The dusk-to-dawn ritual-performance piece, titled RA, was premiered in 1983 at the Ontario Science Centre. With a text created from ancient Egyptian sources, the piece initiated the audience members into a journey to the underworld, following the path of the sun god Ra through the darkness of night to resurrection at dawn. One of the works from this production, Two Sisters: Isis & Nephthys, for two sopranos, harp and two percussionists, will be performed June 5, as will Epitaph for Moonlight, one of his most-often-performed choral works, which is written as a graphic score and allows performers who may not be skilled at reading notated scores the opportunity to participate. Here it will be performed by the Soundstreams’ Choir 21, conducted by David Fallis, who will also present Schafer’s Fire for choir and sticks.
The concert will conclude with a 2005 recorded performance of another Soundstreams commission, The Death of Shalana composed for four choirs. The text, written by Schafer, tells the story of Shalana, a human who goes to live in the forest with the animals. After his death, his voice lives on and can be heard in the soundscape of nature. So, too, does Schafer’s voice live on, both in his compositions of course, but also as an inspirational force whispering to our mythic imagination.
MAY 24 to JUNE 5: Tapestry Opera and OCAD University collaborate in OCAD’s Great Hall to perform R.U.R. A Torrent of Light. What is the future of our entanglement with A.I.? This new opera, with music composed by Nicole Lizée and libretto by Nicolas Billon, offers one vision of what happens when a creative duo’s visions lead to unexpected breakthroughs and ensuing conflict. The project combines dance, multimedia design, wearable technology and an orchestra of 100 instruments.
MAY 26, 8PM: Estonian Music Week. Jeanne Lamon Hall, Trinity-St. Paul’s Centre. A performance of Estonian composer Veljo Tormis’ Forgotten People by Collegium Musicale, an ensemble who combine performances of early music and contemporary music. The piece is based on indigenous Balto-Finnic song, a repertoire that has almost been lost. In the face of the current Russian invasion of Ukraine, protecting this heritage has become increasingly difficult and problematic. There will be a repeat performance in Hamilton on June 1 at the Cotton Factory.
MAY 27, 8:30PM: Black Fish Project, Aga Khan Museum.
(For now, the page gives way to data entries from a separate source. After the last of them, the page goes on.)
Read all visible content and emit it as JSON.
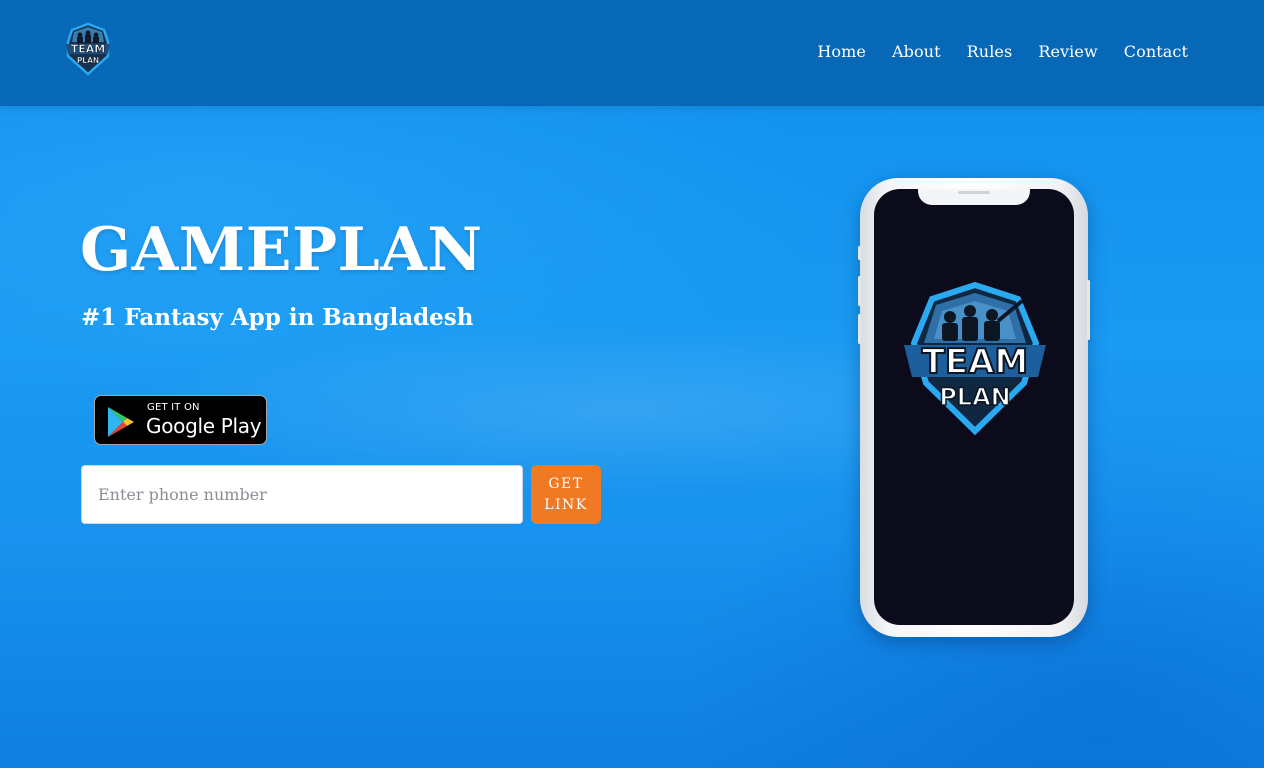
{
  "nav": {
    "logo_top_text": "TEAM",
    "logo_bottom_text": "PLAN",
    "links": [
      {
        "label": "Home"
      },
      {
        "label": "About"
      },
      {
        "label": "Rules"
      },
      {
        "label": "Review"
      },
      {
        "label": "Contact"
      }
    ]
  },
  "hero": {
    "title": "GAMEPLAN",
    "subtitle": "#1 Fantasy App in Bangladesh",
    "play_badge": {
      "small_text": "GET IT ON",
      "big_text": "Google Play"
    },
    "phone_input": {
      "placeholder": "Enter phone number",
      "value": ""
    },
    "get_link_label": "GET LINK"
  },
  "phone_mockup": {
    "logo_top_text": "TEAM",
    "logo_bottom_text": "PLAN"
  },
  "colors": {
    "navbar": "#0868b8",
    "hero_blue": "#1a95ee",
    "cta_orange": "#f07a24",
    "logo_blue": "#2aa8f0",
    "screen_dark": "#0b0b1c"
  },
  "icons": {
    "nav_logo": "team-plan-logo",
    "badge_icon": "google-play-icon",
    "screen_logo": "team-plan-logo"
  }
}
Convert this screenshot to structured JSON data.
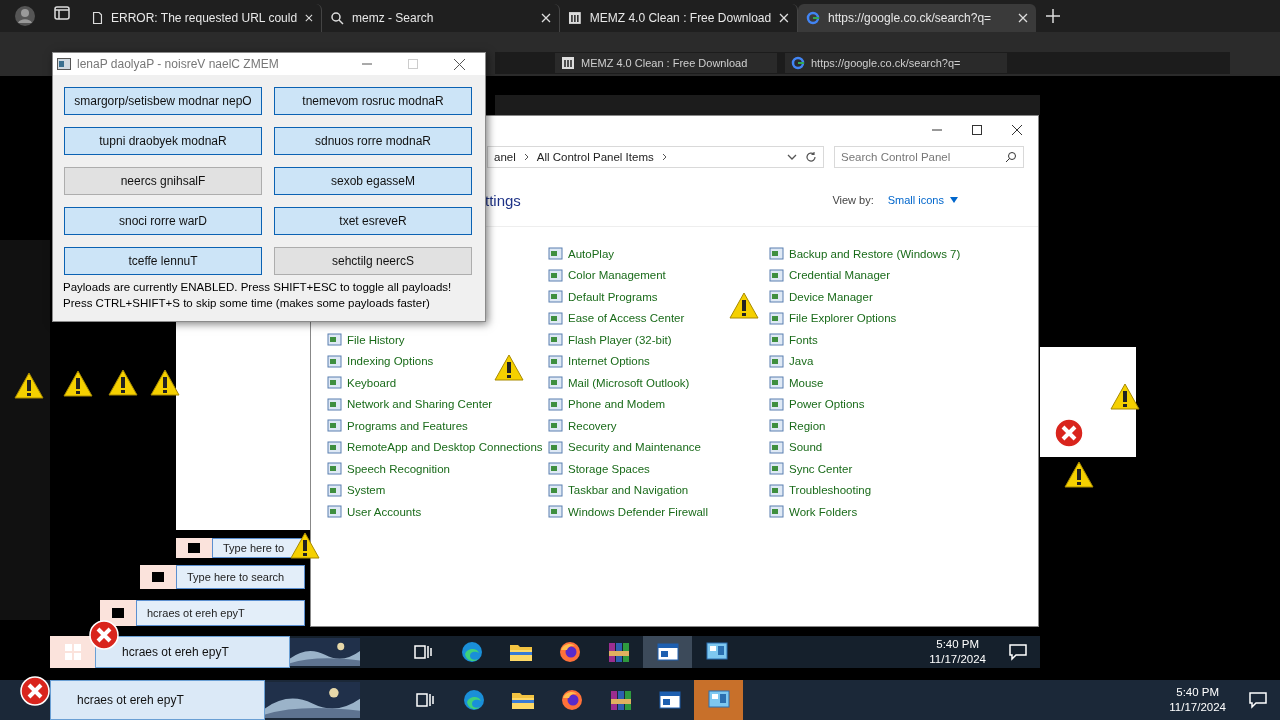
{
  "browser": {
    "tabs": [
      {
        "title": "ERROR: The requested URL could",
        "kind": "page",
        "selected": false
      },
      {
        "title": "memz - Search",
        "kind": "search",
        "selected": false
      },
      {
        "title": "MEMZ 4.0 Clean : Free Download",
        "kind": "archive",
        "selected": false
      },
      {
        "title": "https://google.co.ck/search?q=",
        "kind": "google",
        "selected": true
      }
    ],
    "echo_tabs": [
      {
        "title": "MEMZ 4.0 Clean : Free Download",
        "kind": "archive"
      },
      {
        "title": "https://google.co.ck/search?q=",
        "kind": "google"
      }
    ]
  },
  "memz_panel": {
    "title": "lenaP daolyaP - noisreV naelC ZMEM",
    "buttons": [
      {
        "label": "smargorp/setisbew modnar nepO",
        "on": true
      },
      {
        "label": "tnemevom rosruc modnaR",
        "on": true
      },
      {
        "label": "tupni draobyek modnaR",
        "on": true
      },
      {
        "label": "sdnuos rorre modnaR",
        "on": true
      },
      {
        "label": "neercs gnihsalF",
        "on": false
      },
      {
        "label": "sexob egasseM",
        "on": true
      },
      {
        "label": "snoci rorre warD",
        "on": true
      },
      {
        "label": "txet esreveR",
        "on": true
      },
      {
        "label": "tceffe lennuT",
        "on": true
      },
      {
        "label": "sehctilg neercS",
        "on": false
      }
    ],
    "status": [
      "Payloads are currently ENABLED. Press SHIFT+ESC to toggle all payloads!",
      "Press CTRL+SHIFT+S to skip some time (makes some payloads faster)"
    ]
  },
  "control_panel": {
    "breadcrumb": [
      "anel",
      "All Control Panel Items"
    ],
    "search": {
      "placeholder": "Search Control Panel"
    },
    "heading": "ttings",
    "view_by": {
      "label": "View by:",
      "value": "Small icons"
    },
    "columns": [
      [
        "File History",
        "Indexing Options",
        "Keyboard",
        "Network and Sharing Center",
        "Programs and Features",
        "RemoteApp and Desktop Connections",
        "Speech Recognition",
        "System",
        "User Accounts"
      ],
      [
        "AutoPlay",
        "Color Management",
        "Default Programs",
        "Ease of Access Center",
        "Flash Player (32-bit)",
        "Internet Options",
        "Mail (Microsoft Outlook)",
        "Phone and Modem",
        "Recovery",
        "Security and Maintenance",
        "Storage Spaces",
        "Taskbar and Navigation",
        "Windows Defender Firewall"
      ],
      [
        "Backup and Restore (Windows 7)",
        "Credential Manager",
        "Device Manager",
        "File Explorer Options",
        "Fonts",
        "Java",
        "Mouse",
        "Power Options",
        "Region",
        "Sound",
        "Sync Center",
        "Troubleshooting",
        "Work Folders"
      ]
    ]
  },
  "glitch_search_bars": [
    "Type here to",
    "Type here to search",
    "hcraes ot ereh epyT"
  ],
  "taskbars": [
    {
      "search": "hcraes ot ereh epyT",
      "time": "5:40 PM",
      "date": "11/17/2024",
      "apps": [
        {
          "kind": "taskview",
          "active": false
        },
        {
          "kind": "edge",
          "active": false
        },
        {
          "kind": "folder",
          "active": false
        },
        {
          "kind": "firefox",
          "active": false
        },
        {
          "kind": "winrar",
          "active": false
        },
        {
          "kind": "window",
          "active": true
        },
        {
          "kind": "panel",
          "active": false
        }
      ]
    },
    {
      "search": "hcraes ot ereh epyT",
      "time": "5:40 PM",
      "date": "11/17/2024",
      "apps": [
        {
          "kind": "taskview",
          "active": false
        },
        {
          "kind": "edge",
          "active": false
        },
        {
          "kind": "folder",
          "active": false
        },
        {
          "kind": "firefox",
          "active": false
        },
        {
          "kind": "winrar",
          "active": false
        },
        {
          "kind": "window",
          "active": false
        },
        {
          "kind": "panel",
          "active": true
        }
      ]
    }
  ]
}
Featuring the Ton Beau String Quartet and a team of multi-genre Toronto musicians in a performance of a project written by Persian-Canadian composer Keyan Emami. The score calls for the diverse performers to engage in improvisatory responses to each other, an activity that was challenging to rehearse during Covid. This performance will be the culmination of all their labours and collaboration.
JUNE 9, 8PM: Esprit Orchestra, Koerner Hall. “Esprit Live 2022!” The concert repertoire features pieces by Russian Sophia Gubaidulina, UK composer Thomas Adès and Canada’s Alison Yun-Fei Jiang, whose Esprit-commissioned work – Sanctuary – composed in 2020, will be given its world premiere. From 2020 to 2022, Jiang has been composer-in-residence with the National Arts Centre Orchestra of Canada; she combines multiple sources such as Chinese traditional music, Buddhism, film music and Canadian landscapes in her compositional language.
JUNE 11, 8 PM: Westben presents an online concert titled The Pencil Salesman. Created by Brian Finley, this opera tells the story of Boris Ball, an inventor who becomes increasingly disenchanted with technological advancements. The work is directed by Michael Mori, the director of R.U.R. A Torrent of Light, another opera devoted to the theme of technology gone awry. westbendigitalvenue.ca
Wendalyn Bartley is a Toronto-based composer and electro-vocal sound artist. email@example.com.